╭─ DATA RECORDS

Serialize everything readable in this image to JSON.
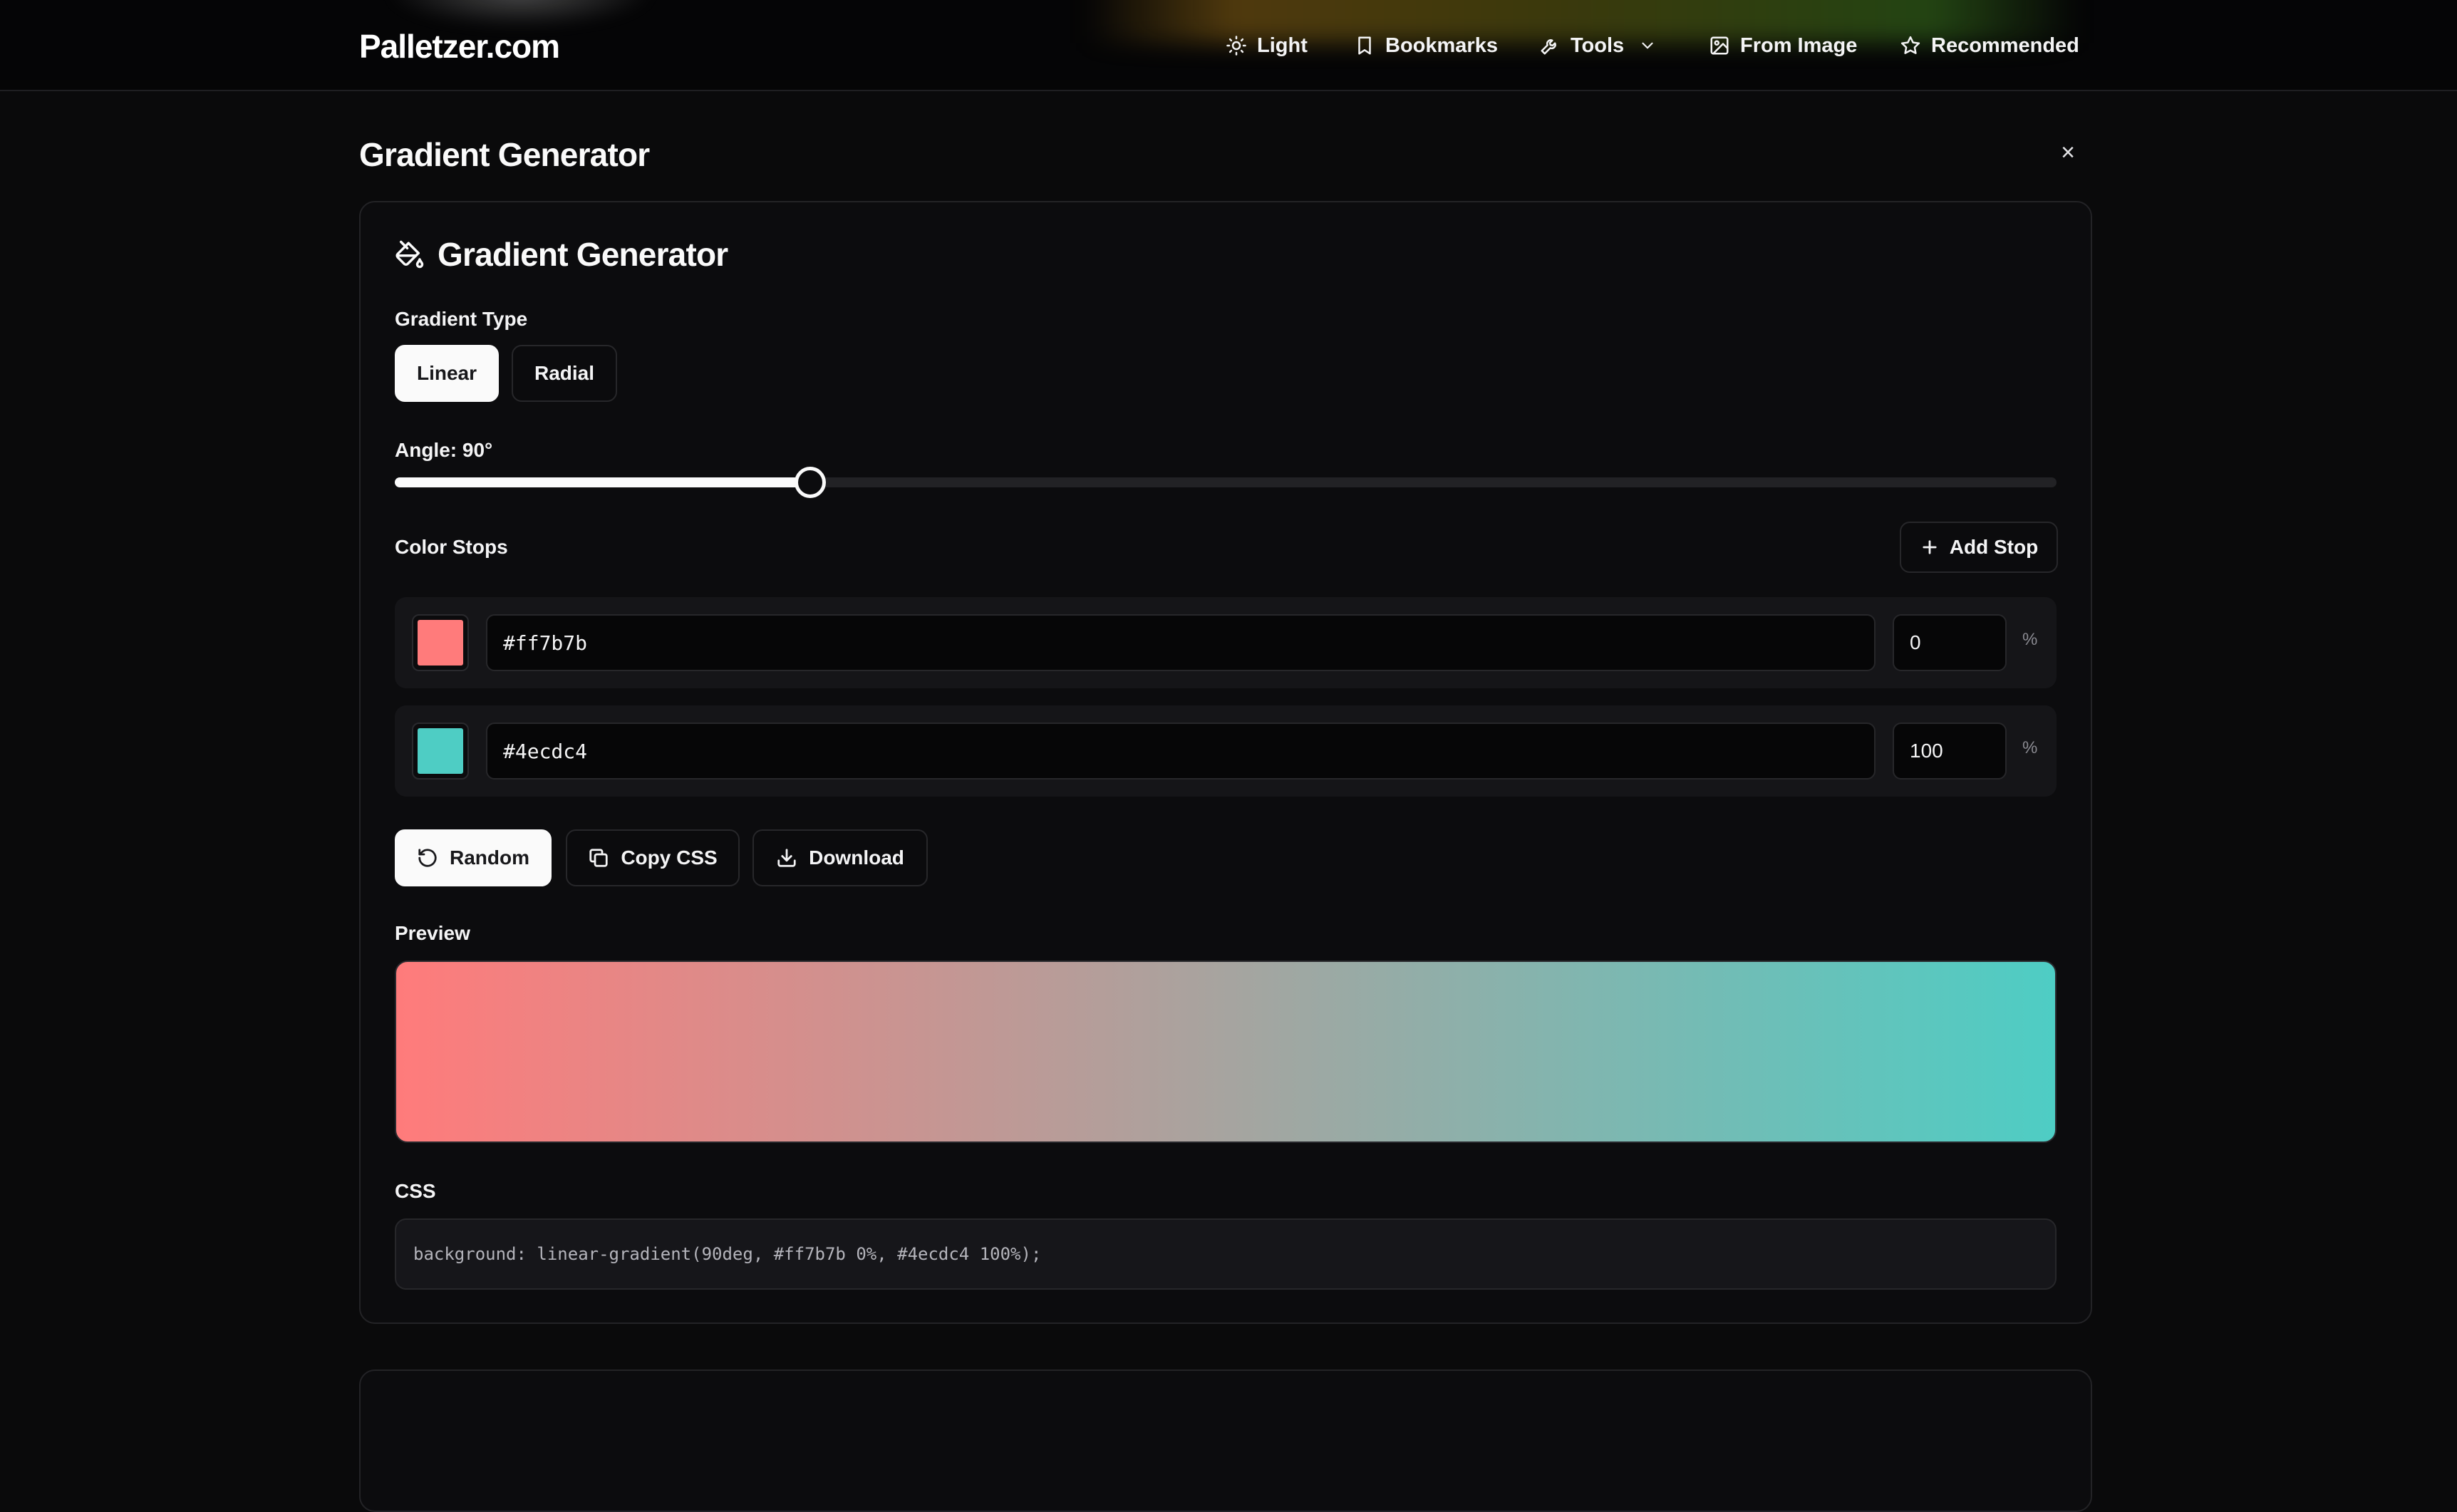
{
  "header": {
    "brand": "Palletzer.com",
    "nav": [
      {
        "label": "Light",
        "icon": "sun-icon"
      },
      {
        "label": "Bookmarks",
        "icon": "bookmark-icon"
      },
      {
        "label": "Tools",
        "icon": "wrench-icon"
      },
      {
        "label": "From Image",
        "icon": "image-icon"
      },
      {
        "label": "Recommended",
        "icon": "star-icon"
      }
    ]
  },
  "page": {
    "title": "Gradient Generator",
    "close_label": "×"
  },
  "generator": {
    "title": "Gradient Generator",
    "title_icon": "paint-bucket-icon",
    "type_label": "Gradient Type",
    "types": [
      {
        "label": "Linear",
        "active": true
      },
      {
        "label": "Radial",
        "active": false
      }
    ],
    "angle_label": "Angle: 90°",
    "angle_value": 90,
    "angle_max": 360,
    "color_stops_label": "Color Stops",
    "add_stop_label": "Add Stop",
    "stops": [
      {
        "color": "#ff7b7b",
        "hex": "#ff7b7b",
        "position": "0",
        "percent_sign": "%"
      },
      {
        "color": "#4ecdc4",
        "hex": "#4ecdc4",
        "position": "100",
        "percent_sign": "%"
      }
    ],
    "actions": {
      "random": "Random",
      "copy_css": "Copy CSS",
      "download": "Download"
    },
    "preview_label": "Preview",
    "css_label": "CSS",
    "css_code": "background: linear-gradient(90deg, #ff7b7b 0%, #4ecdc4 100%);"
  },
  "colors": {
    "background": "#0a0a0b",
    "accent": "#fafafa"
  }
}
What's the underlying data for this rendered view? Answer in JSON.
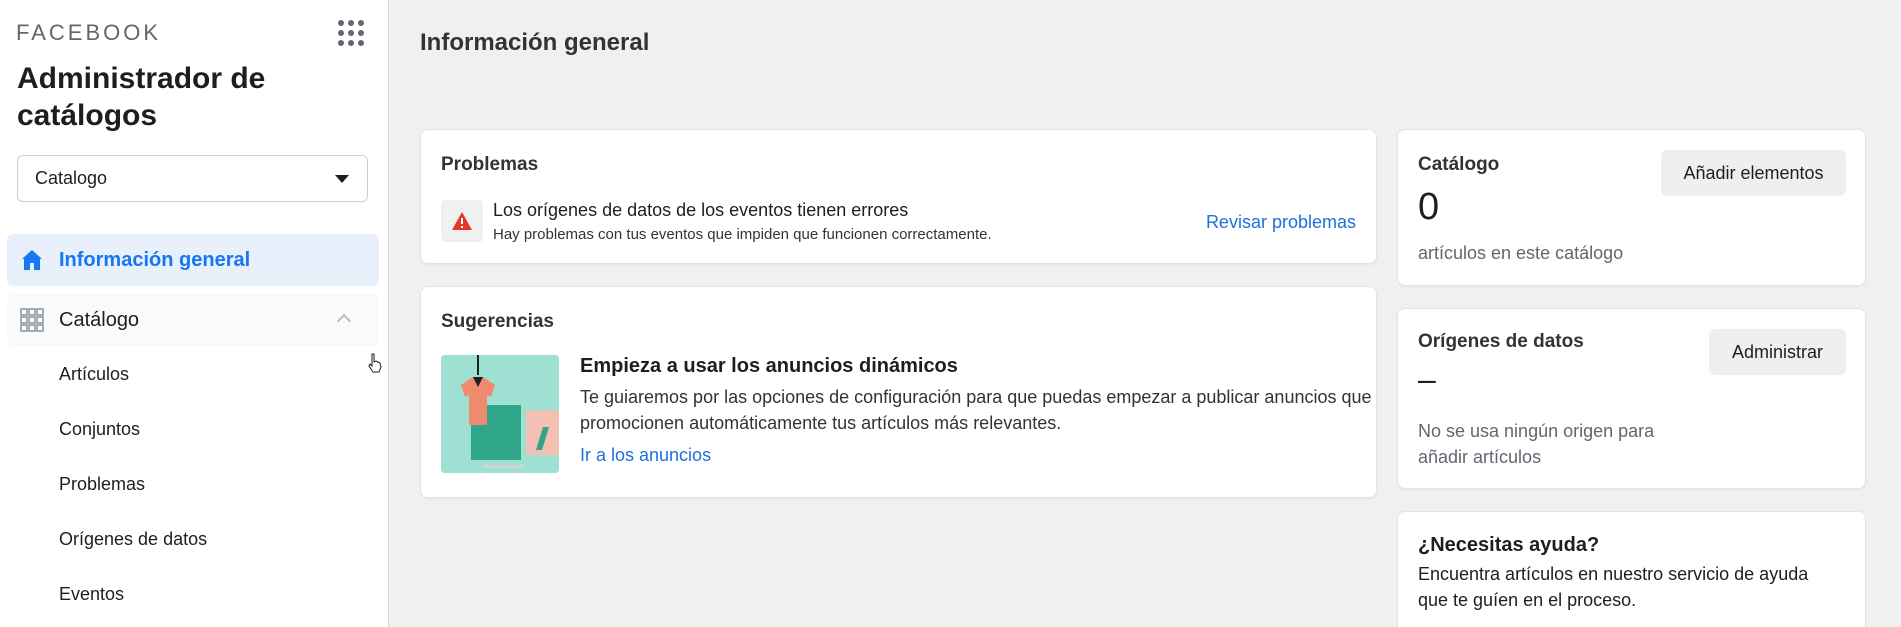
{
  "sidebar": {
    "brand": "FACEBOOK",
    "app_title": "Administrador de catálogos",
    "catalog_select": "Catalogo",
    "nav": {
      "overview": "Información general",
      "catalog": "Catálogo"
    },
    "sub_items": [
      "Artículos",
      "Conjuntos",
      "Problemas",
      "Orígenes de datos",
      "Eventos"
    ]
  },
  "main": {
    "page_title": "Información general",
    "problems": {
      "title": "Problemas",
      "item_title": "Los orígenes de datos de los eventos tienen errores",
      "item_desc": "Hay problemas con tus eventos que impiden que funcionen correctamente.",
      "link": "Revisar problemas"
    },
    "suggestions": {
      "title": "Sugerencias",
      "item_title": "Empieza a usar los anuncios dinámicos",
      "item_desc": "Te guiaremos por las opciones de configuración para que puedas empezar a publicar anuncios que promocionen automáticamente tus artículos más relevantes.",
      "link": "Ir a los anuncios"
    },
    "catalog_card": {
      "title": "Catálogo",
      "count": "0",
      "caption": "artículos en este catálogo",
      "button": "Añadir elementos"
    },
    "sources_card": {
      "title": "Orígenes de datos",
      "value": "–",
      "caption": "No se usa ningún origen para añadir artículos",
      "button": "Administrar"
    },
    "help_card": {
      "title": "¿Necesitas ayuda?",
      "desc": "Encuentra artículos en nuestro servicio de ayuda que te guíen en el proceso."
    }
  },
  "colors": {
    "accent": "#1876f2",
    "link": "#216fdb",
    "warning": "#e0392b"
  }
}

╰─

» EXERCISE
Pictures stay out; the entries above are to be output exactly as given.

» ANSWER TO THIS EXERCISE
Serialize everything readable in this image to JSON.
{
  "header": {
    "brand": "Palletzer.com",
    "nav": [
      {
        "label": "Light",
        "icon": "sun-icon"
      },
      {
        "label": "Bookmarks",
        "icon": "bookmark-icon"
      },
      {
        "label": "Tools",
        "icon": "wrench-icon"
      },
      {
        "label": "From Image",
        "icon": "image-icon"
      },
      {
        "label": "Recommended",
        "icon": "star-icon"
      }
    ]
  },
  "page": {
    "title": "Gradient Generator",
    "close_label": "×"
  },
  "generator": {
    "title": "Gradient Generator",
    "title_icon": "paint-bucket-icon",
    "type_label": "Gradient Type",
    "types": [
      {
        "label": "Linear",
        "active": true
      },
      {
        "label": "Radial",
        "active": false
      }
    ],
    "angle_label": "Angle: 90°",
    "angle_value": 90,
    "angle_max": 360,
    "color_stops_label": "Color Stops",
    "add_stop_label": "Add Stop",
    "stops": [
      {
        "color": "#ff7b7b",
        "hex": "#ff7b7b",
        "position": "0",
        "percent_sign": "%"
      },
      {
        "color": "#4ecdc4",
        "hex": "#4ecdc4",
        "position": "100",
        "percent_sign": "%"
      }
    ],
    "actions": {
      "random": "Random",
      "copy_css": "Copy CSS",
      "download": "Download"
    },
    "preview_label": "Preview",
    "css_label": "CSS",
    "css_code": "background: linear-gradient(90deg, #ff7b7b 0%, #4ecdc4 100%);"
  },
  "colors": {
    "background": "#0a0a0b",
    "accent": "#fafafa"
  }
}
What's the underlying data for this rendered view? Answer in JSON.
{
  "sidebar": {
    "brand": "FACEBOOK",
    "app_title": "Administrador de catálogos",
    "catalog_select": "Catalogo",
    "nav": {
      "overview": "Información general",
      "catalog": "Catálogo"
    },
    "sub_items": [
      "Artículos",
      "Conjuntos",
      "Problemas",
      "Orígenes de datos",
      "Eventos"
    ]
  },
  "main": {
    "page_title": "Información general",
    "problems": {
      "title": "Problemas",
      "item_title": "Los orígenes de datos de los eventos tienen errores",
      "item_desc": "Hay problemas con tus eventos que impiden que funcionen correctamente.",
      "link": "Revisar problemas"
    },
    "suggestions": {
      "title": "Sugerencias",
      "item_title": "Empieza a usar los anuncios dinámicos",
      "item_desc": "Te guiaremos por las opciones de configuración para que puedas empezar a publicar anuncios que promocionen automáticamente tus artículos más relevantes.",
      "link": "Ir a los anuncios"
    },
    "catalog_card": {
      "title": "Catálogo",
      "count": "0",
      "caption": "artículos en este catálogo",
      "button": "Añadir elementos"
    },
    "sources_card": {
      "title": "Orígenes de datos",
      "value": "–",
      "caption": "No se usa ningún origen para añadir artículos",
      "button": "Administrar"
    },
    "help_card": {
      "title": "¿Necesitas ayuda?",
      "desc": "Encuentra artículos en nuestro servicio de ayuda que te guíen en el proceso."
    }
  },
  "colors": {
    "accent": "#1876f2",
    "link": "#216fdb",
    "warning": "#e0392b"
  }
}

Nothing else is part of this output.